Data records
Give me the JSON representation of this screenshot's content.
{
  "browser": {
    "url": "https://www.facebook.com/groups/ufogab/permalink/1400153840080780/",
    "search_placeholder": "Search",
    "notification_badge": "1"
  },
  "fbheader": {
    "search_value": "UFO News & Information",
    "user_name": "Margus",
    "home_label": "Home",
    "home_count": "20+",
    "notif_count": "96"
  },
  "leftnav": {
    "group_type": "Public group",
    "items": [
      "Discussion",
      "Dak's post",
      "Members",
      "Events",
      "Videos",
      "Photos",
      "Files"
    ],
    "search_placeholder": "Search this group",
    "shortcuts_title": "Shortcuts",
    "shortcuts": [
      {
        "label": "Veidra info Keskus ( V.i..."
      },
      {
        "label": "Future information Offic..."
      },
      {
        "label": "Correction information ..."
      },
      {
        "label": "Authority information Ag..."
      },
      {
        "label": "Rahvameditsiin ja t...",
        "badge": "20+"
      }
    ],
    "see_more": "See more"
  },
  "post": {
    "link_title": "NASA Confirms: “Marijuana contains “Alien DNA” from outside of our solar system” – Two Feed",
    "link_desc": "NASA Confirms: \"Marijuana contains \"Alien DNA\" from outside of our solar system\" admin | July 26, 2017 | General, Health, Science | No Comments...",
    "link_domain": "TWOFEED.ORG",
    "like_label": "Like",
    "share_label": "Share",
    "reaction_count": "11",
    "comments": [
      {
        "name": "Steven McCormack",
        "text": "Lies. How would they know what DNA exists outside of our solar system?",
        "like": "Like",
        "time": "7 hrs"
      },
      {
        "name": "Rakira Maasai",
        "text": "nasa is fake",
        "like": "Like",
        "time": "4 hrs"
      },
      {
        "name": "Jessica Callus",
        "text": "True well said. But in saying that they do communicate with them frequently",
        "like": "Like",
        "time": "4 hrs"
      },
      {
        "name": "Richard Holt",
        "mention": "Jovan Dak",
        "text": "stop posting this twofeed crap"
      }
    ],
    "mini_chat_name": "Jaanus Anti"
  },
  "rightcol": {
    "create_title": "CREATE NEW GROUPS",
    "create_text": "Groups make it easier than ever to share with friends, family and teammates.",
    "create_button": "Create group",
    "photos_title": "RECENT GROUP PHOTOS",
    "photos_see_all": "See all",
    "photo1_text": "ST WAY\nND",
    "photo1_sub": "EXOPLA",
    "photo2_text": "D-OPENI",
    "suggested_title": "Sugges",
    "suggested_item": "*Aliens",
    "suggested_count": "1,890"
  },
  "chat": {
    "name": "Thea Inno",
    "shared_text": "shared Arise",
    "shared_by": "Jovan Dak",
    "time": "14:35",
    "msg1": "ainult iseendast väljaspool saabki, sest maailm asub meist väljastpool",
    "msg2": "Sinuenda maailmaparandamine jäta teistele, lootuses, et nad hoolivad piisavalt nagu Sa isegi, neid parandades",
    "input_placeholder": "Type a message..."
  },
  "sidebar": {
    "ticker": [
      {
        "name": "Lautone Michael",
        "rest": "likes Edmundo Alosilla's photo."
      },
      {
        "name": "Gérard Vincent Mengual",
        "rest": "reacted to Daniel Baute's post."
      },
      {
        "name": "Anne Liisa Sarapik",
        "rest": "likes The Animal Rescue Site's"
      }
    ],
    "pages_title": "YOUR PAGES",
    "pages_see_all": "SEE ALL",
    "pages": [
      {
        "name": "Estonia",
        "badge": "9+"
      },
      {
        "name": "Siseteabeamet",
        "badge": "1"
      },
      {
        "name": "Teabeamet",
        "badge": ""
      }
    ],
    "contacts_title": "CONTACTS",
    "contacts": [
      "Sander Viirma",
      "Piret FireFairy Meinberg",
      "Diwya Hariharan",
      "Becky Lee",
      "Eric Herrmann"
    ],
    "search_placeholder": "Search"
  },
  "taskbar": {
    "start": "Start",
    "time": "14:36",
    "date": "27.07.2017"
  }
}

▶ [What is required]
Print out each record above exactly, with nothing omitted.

▶ [Solved problem]
Give me the JSON representation of this screenshot's content.
{
  "browser": {
    "url": "https://www.facebook.com/groups/ufogab/permalink/1400153840080780/",
    "search_placeholder": "Search",
    "notification_badge": "1"
  },
  "fbheader": {
    "search_value": "UFO News & Information",
    "user_name": "Margus",
    "home_label": "Home",
    "home_count": "20+",
    "notif_count": "96"
  },
  "leftnav": {
    "group_type": "Public group",
    "items": [
      "Discussion",
      "Dak's post",
      "Members",
      "Events",
      "Videos",
      "Photos",
      "Files"
    ],
    "search_placeholder": "Search this group",
    "shortcuts_title": "Shortcuts",
    "shortcuts": [
      {
        "label": "Veidra info Keskus ( V.i..."
      },
      {
        "label": "Future information Offic..."
      },
      {
        "label": "Correction information ..."
      },
      {
        "label": "Authority information Ag..."
      },
      {
        "label": "Rahvameditsiin ja t...",
        "badge": "20+"
      }
    ],
    "see_more": "See more"
  },
  "post": {
    "link_title": "NASA Confirms: “Marijuana contains “Alien DNA” from outside of our solar system” – Two Feed",
    "link_desc": "NASA Confirms: \"Marijuana contains \"Alien DNA\" from outside of our solar system\" admin | July 26, 2017 | General, Health, Science | No Comments...",
    "link_domain": "TWOFEED.ORG",
    "like_label": "Like",
    "share_label": "Share",
    "reaction_count": "11",
    "comments": [
      {
        "name": "Steven McCormack",
        "text": "Lies. How would they know what DNA exists outside of our solar system?",
        "like": "Like",
        "time": "7 hrs"
      },
      {
        "name": "Rakira Maasai",
        "text": "nasa is fake",
        "like": "Like",
        "time": "4 hrs"
      },
      {
        "name": "Jessica Callus",
        "text": "True well said. But in saying that they do communicate with them frequently",
        "like": "Like",
        "time": "4 hrs"
      },
      {
        "name": "Richard Holt",
        "mention": "Jovan Dak",
        "text": "stop posting this twofeed crap"
      }
    ],
    "mini_chat_name": "Jaanus Anti"
  },
  "rightcol": {
    "create_title": "CREATE NEW GROUPS",
    "create_text": "Groups make it easier than ever to share with friends, family and teammates.",
    "create_button": "Create group",
    "photos_title": "RECENT GROUP PHOTOS",
    "photos_see_all": "See all",
    "photo1_text": "ST WAY\nND",
    "photo1_sub": "EXOPLA",
    "photo2_text": "D-OPENI",
    "suggested_title": "Sugges",
    "suggested_item": "*Aliens",
    "suggested_count": "1,890"
  },
  "chat": {
    "name": "Thea Inno",
    "shared_text": "shared Arise",
    "shared_by": "Jovan Dak",
    "time": "14:35",
    "msg1": "ainult iseendast väljaspool saabki, sest maailm asub meist väljastpool",
    "msg2": "Sinuenda maailmaparandamine jäta teistele, lootuses, et nad hoolivad piisavalt nagu Sa isegi, neid parandades",
    "input_placeholder": "Type a message..."
  },
  "sidebar": {
    "ticker": [
      {
        "name": "Lautone Michael",
        "rest": "likes Edmundo Alosilla's photo."
      },
      {
        "name": "Gérard Vincent Mengual",
        "rest": "reacted to Daniel Baute's post."
      },
      {
        "name": "Anne Liisa Sarapik",
        "rest": "likes The Animal Rescue Site's"
      }
    ],
    "pages_title": "YOUR PAGES",
    "pages_see_all": "SEE ALL",
    "pages": [
      {
        "name": "Estonia",
        "badge": "9+"
      },
      {
        "name": "Siseteabeamet",
        "badge": "1"
      },
      {
        "name": "Teabeamet",
        "badge": ""
      }
    ],
    "contacts_title": "CONTACTS",
    "contacts": [
      "Sander Viirma",
      "Piret FireFairy Meinberg",
      "Diwya Hariharan",
      "Becky Lee",
      "Eric Herrmann"
    ],
    "search_placeholder": "Search"
  },
  "taskbar": {
    "start": "Start",
    "time": "14:36",
    "date": "27.07.2017"
  }
}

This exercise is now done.